_ABOUT THIS TASK:_
Collect the lines of the entries where "sklepów" shows up.

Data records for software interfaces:
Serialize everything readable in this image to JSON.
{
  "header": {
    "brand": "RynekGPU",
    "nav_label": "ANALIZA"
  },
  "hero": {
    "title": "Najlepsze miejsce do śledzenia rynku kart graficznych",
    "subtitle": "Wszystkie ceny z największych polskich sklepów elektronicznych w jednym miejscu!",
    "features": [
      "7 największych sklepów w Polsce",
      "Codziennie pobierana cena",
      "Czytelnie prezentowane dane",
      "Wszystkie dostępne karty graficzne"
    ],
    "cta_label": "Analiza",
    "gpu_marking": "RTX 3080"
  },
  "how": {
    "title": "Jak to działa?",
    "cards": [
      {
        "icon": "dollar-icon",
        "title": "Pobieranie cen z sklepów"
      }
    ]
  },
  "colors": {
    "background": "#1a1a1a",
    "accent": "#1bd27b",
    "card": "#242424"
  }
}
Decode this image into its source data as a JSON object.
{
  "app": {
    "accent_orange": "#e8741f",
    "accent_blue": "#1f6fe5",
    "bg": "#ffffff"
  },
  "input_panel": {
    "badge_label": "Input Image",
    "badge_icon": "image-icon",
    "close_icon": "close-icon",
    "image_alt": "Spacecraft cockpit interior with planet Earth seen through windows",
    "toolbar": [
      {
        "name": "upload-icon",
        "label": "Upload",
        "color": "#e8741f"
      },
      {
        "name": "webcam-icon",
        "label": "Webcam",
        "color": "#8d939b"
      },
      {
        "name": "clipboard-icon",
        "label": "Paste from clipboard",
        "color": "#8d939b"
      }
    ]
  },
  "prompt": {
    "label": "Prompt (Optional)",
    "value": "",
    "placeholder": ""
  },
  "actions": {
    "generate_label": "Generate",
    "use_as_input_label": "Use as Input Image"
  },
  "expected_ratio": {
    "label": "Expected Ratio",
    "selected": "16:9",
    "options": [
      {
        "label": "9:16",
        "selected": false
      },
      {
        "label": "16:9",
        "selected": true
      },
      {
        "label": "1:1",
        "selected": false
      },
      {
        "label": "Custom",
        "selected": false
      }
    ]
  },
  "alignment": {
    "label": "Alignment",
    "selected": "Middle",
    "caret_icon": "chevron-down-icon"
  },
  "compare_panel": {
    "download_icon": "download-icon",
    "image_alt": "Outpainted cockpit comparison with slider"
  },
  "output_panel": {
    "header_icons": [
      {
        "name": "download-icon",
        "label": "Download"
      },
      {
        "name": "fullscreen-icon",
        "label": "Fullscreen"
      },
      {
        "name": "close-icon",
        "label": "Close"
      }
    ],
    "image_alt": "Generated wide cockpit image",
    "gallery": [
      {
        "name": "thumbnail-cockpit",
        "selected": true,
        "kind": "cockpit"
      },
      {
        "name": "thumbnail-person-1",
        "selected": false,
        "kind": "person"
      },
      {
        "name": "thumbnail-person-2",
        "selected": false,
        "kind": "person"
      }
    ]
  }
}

_EXERCISE ANSWER:_
    "subtitle": "Wszystkie ceny z największych polskich sklepów elektronicznych w jednym miejscu!",
      "7 największych sklepów w Polsce",
        "title": "Pobieranie cen z sklepów"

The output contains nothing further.